WHAT THIS TASK INVOLVES - How many of the lines below have "html" in them? Say the number and nothing more.

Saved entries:
----------

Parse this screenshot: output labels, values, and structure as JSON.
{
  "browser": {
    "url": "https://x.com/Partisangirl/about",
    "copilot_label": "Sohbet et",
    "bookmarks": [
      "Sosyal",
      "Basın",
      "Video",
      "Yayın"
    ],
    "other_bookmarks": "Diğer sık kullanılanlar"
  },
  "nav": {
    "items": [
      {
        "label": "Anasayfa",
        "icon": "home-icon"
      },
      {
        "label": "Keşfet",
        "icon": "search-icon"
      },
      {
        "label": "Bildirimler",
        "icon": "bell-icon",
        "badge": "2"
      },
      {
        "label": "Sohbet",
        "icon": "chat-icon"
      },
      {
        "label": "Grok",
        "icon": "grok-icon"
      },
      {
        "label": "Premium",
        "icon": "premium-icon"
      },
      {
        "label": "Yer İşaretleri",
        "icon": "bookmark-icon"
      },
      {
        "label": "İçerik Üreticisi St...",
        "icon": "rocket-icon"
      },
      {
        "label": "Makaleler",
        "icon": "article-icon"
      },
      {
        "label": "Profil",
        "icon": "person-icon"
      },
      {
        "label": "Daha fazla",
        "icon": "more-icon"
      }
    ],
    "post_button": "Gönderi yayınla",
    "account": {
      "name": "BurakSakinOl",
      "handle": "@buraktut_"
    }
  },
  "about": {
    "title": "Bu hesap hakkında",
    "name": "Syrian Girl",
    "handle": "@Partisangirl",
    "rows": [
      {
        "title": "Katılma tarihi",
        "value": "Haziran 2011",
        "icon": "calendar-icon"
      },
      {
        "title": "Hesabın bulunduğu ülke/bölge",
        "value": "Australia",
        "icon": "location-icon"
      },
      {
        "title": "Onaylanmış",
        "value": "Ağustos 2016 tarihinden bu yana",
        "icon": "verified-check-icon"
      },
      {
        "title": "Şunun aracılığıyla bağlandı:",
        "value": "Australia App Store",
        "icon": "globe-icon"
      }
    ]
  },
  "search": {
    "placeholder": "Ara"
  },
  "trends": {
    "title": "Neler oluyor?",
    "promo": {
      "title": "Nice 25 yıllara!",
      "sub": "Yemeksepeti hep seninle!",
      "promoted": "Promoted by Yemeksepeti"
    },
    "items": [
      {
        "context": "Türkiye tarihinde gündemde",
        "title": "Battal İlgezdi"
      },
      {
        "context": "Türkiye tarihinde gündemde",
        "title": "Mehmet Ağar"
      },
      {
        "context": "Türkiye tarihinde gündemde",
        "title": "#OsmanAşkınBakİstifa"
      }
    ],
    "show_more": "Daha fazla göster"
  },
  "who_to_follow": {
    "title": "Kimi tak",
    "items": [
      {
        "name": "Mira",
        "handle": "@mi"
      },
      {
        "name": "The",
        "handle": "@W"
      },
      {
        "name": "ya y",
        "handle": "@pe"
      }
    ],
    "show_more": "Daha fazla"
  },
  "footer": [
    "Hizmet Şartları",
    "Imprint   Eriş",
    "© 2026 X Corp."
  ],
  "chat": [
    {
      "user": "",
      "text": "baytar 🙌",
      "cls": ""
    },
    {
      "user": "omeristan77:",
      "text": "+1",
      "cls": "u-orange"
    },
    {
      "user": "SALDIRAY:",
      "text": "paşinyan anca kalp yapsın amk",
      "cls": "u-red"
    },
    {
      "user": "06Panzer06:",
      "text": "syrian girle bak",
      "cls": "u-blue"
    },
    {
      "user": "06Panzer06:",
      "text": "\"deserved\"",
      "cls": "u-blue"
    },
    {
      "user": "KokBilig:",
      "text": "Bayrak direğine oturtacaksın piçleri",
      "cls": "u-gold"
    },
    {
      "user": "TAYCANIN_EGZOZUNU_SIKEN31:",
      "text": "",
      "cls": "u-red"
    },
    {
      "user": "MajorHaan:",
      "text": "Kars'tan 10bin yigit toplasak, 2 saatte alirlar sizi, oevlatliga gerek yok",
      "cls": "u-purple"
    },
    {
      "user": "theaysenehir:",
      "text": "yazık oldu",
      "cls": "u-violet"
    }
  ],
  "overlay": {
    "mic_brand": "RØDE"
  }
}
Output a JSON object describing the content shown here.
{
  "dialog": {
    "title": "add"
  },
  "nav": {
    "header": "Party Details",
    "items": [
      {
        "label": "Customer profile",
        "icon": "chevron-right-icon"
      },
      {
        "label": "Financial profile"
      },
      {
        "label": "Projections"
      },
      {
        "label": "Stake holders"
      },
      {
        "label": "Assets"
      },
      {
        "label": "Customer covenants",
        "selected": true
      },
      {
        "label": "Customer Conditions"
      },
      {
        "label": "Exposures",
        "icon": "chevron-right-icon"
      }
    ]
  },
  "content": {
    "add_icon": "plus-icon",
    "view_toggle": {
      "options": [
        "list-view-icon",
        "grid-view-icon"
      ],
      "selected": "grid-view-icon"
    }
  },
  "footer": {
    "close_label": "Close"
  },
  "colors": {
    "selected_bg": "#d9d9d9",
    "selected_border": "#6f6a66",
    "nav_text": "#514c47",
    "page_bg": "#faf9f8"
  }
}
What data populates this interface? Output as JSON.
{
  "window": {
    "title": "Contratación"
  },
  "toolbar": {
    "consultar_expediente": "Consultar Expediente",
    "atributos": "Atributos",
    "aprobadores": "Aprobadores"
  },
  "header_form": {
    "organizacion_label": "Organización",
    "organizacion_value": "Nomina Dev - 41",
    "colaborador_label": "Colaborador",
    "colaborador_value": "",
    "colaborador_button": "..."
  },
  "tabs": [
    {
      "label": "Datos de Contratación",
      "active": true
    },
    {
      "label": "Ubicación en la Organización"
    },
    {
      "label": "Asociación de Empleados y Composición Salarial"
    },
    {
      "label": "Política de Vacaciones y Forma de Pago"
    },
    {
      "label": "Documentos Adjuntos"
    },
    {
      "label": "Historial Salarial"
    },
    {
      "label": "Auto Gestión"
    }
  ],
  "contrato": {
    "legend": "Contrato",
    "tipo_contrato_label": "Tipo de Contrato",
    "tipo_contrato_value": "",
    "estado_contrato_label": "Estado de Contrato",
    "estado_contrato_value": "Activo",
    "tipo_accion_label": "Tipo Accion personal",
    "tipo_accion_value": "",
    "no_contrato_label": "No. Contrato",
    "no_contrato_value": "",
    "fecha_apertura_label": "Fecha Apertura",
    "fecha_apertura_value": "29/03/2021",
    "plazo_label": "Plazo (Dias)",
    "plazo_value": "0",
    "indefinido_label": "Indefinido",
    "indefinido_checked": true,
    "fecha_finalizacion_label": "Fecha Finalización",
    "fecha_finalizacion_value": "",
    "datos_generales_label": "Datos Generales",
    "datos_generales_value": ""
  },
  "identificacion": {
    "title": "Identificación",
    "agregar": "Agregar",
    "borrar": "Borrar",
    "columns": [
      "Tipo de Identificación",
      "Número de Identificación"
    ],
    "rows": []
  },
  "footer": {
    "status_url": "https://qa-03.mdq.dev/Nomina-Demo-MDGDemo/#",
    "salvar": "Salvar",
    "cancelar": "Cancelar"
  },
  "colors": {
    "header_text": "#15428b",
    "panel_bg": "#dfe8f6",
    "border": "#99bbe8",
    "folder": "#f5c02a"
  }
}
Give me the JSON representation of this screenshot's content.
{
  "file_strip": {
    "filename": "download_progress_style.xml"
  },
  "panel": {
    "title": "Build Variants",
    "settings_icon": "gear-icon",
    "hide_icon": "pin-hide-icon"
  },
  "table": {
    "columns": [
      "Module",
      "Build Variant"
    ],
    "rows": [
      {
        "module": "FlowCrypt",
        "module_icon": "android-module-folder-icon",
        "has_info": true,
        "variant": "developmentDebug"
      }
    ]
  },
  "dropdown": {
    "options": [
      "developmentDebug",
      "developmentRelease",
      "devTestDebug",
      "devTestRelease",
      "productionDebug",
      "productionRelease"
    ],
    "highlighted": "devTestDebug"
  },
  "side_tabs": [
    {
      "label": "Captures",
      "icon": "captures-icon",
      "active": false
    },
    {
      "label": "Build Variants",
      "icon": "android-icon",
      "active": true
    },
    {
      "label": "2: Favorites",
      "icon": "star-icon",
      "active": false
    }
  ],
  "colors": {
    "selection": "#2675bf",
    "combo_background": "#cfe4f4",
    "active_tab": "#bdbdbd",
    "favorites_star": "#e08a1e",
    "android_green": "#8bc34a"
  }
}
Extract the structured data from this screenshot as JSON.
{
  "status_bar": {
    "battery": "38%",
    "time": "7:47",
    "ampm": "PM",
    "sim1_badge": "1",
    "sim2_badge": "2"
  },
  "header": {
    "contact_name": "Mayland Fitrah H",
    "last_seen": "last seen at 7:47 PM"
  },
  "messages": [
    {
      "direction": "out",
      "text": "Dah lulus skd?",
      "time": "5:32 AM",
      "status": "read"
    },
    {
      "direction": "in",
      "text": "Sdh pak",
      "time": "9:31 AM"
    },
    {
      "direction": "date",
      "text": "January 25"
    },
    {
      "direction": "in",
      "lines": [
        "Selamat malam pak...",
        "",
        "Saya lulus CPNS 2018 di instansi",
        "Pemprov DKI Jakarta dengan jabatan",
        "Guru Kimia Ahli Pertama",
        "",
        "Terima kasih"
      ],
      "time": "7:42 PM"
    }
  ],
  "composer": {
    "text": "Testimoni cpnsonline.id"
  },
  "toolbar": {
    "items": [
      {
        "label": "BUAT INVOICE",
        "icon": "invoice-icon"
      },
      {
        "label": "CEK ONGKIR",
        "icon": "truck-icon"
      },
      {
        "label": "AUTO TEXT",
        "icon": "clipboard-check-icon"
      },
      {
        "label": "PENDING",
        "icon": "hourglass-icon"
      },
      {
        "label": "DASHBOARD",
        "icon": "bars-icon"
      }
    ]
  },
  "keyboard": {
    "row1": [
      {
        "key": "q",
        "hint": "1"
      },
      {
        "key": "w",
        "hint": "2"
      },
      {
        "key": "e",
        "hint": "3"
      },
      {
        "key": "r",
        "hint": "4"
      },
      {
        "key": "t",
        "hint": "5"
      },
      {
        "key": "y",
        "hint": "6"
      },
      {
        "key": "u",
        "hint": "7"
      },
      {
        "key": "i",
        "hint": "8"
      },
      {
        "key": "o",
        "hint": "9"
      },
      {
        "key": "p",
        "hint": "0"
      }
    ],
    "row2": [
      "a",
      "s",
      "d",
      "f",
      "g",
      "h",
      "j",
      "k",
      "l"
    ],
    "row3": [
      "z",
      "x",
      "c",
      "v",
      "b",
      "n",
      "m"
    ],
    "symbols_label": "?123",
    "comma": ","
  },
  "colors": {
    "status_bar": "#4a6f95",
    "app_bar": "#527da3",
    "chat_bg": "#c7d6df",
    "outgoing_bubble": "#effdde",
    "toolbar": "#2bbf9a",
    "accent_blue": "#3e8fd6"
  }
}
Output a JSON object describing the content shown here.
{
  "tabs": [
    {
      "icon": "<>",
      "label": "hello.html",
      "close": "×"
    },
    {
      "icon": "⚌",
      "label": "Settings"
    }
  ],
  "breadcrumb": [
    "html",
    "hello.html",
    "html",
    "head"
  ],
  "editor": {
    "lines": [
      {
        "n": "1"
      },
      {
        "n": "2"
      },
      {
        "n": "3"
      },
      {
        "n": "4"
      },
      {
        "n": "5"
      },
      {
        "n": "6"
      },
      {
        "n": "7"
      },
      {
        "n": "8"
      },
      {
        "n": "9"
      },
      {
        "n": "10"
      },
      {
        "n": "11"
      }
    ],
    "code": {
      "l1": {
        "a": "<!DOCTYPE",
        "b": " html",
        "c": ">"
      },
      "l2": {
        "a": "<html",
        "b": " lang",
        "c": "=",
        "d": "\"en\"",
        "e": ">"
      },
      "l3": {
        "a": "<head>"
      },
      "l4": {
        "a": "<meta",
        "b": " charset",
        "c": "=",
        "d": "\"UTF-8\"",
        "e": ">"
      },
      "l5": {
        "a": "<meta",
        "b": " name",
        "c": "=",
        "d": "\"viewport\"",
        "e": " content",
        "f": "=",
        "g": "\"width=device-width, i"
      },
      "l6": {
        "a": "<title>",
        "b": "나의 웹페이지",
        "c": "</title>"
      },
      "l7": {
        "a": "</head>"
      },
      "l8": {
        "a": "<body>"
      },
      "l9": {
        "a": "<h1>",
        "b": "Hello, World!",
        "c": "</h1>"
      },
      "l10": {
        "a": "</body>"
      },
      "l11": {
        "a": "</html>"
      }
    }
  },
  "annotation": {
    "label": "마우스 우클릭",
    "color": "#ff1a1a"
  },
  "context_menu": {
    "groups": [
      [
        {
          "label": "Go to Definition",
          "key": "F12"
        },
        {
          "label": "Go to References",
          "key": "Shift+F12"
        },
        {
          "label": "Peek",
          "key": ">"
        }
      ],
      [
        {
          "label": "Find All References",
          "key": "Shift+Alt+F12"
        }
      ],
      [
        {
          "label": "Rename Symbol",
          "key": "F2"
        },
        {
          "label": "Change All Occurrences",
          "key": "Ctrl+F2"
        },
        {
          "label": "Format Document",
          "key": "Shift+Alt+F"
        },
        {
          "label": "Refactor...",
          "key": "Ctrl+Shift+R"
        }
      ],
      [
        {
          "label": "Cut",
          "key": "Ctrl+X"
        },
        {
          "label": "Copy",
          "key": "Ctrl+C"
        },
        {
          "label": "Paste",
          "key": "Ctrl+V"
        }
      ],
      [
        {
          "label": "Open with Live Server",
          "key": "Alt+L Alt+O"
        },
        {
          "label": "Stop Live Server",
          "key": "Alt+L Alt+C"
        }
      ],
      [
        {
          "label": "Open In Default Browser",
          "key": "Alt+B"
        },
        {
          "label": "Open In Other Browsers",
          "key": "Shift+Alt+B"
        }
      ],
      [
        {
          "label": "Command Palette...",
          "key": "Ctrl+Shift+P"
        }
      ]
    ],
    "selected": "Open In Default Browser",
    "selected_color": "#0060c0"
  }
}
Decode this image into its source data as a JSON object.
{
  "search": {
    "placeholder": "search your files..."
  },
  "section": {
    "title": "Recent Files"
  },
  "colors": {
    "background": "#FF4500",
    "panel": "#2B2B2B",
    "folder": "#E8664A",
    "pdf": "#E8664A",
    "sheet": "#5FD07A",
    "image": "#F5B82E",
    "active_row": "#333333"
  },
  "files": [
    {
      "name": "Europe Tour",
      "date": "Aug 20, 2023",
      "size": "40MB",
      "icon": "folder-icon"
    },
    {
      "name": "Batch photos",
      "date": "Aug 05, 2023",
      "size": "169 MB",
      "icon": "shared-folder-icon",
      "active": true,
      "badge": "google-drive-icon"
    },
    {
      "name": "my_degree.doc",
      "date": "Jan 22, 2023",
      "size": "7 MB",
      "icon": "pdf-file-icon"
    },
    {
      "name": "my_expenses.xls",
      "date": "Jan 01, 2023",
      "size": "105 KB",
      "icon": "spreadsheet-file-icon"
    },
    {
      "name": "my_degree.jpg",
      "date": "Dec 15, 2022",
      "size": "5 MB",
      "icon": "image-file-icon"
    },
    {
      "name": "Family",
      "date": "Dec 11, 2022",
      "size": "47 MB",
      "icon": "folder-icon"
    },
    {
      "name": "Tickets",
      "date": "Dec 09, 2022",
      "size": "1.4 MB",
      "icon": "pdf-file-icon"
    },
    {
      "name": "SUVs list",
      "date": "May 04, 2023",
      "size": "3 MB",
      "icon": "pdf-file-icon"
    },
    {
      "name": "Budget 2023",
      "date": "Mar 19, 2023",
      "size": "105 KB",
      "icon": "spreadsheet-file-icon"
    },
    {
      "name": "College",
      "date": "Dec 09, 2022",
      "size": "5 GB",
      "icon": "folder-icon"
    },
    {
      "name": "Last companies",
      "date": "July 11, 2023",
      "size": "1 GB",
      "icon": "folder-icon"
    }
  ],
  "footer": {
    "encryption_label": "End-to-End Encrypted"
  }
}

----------

SOLUTION FOR THIS PROBLEM - 7